Giovanni Benedetto Castiglione

(Wikimedia Commons)

Kopf eines bärtigen Orientalen 1655 31.7 × 23.6 cm (12.5 × 9.3 in), Windsor Castle

Giovanni Benedetto Castiglione (1609–64) was an Italian painter and etcher who was the first artist to produce brushed sketches intended as finished and final works of art (rather than as studies for another work).

Heavily influenced by Rembrandt he experimented with different inking variations on etchings. From there he invented the monotype process in the 1640s. He produced over twenty surviving monotypes, over half of which are set at night.

He normally worked from black to white. He drew directly into an unetched plate, drawing white lines with a stick, created tonal areas with his fingers, rags and brushes.
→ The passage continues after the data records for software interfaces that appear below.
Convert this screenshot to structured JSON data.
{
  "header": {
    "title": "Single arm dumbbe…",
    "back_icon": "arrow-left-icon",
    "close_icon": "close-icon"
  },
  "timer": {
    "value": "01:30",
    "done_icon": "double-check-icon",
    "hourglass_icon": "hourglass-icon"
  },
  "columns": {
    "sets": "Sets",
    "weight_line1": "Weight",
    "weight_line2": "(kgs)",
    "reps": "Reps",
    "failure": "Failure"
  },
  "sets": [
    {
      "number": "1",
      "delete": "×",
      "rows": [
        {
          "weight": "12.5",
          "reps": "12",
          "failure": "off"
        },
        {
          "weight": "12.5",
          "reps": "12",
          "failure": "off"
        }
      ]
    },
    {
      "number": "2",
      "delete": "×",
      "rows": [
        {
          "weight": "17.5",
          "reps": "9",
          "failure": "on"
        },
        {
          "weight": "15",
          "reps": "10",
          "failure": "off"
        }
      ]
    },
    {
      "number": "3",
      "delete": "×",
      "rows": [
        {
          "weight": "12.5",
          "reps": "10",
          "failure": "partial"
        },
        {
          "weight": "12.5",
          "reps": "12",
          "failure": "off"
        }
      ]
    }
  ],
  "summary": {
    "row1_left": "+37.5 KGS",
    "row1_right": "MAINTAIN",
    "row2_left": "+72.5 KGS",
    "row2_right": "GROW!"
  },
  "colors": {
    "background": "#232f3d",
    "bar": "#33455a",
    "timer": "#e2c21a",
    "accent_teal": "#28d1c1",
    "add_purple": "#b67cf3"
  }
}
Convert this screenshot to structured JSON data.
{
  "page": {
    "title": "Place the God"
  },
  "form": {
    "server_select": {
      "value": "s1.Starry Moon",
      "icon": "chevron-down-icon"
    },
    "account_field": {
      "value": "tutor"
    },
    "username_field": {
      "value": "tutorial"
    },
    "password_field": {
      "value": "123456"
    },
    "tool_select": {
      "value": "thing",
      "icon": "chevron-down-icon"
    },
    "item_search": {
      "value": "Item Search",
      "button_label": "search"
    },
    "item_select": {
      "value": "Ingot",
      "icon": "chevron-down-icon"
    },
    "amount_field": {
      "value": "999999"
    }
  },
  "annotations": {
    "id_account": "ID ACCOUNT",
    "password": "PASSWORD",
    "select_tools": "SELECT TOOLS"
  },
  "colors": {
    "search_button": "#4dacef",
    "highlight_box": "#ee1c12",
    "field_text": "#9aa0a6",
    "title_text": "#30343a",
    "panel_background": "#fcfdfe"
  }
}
He then printed using a printing press.

File:Giovanni Benedetto Castiglione - The Creation of Adam - Google Art Project.jpg
The Creation of Adam circa 1642 Monotype (dark manner) in black on ivory laid paper Height: 303 mm (11.93 in). Width: 203 mm (7.99 in).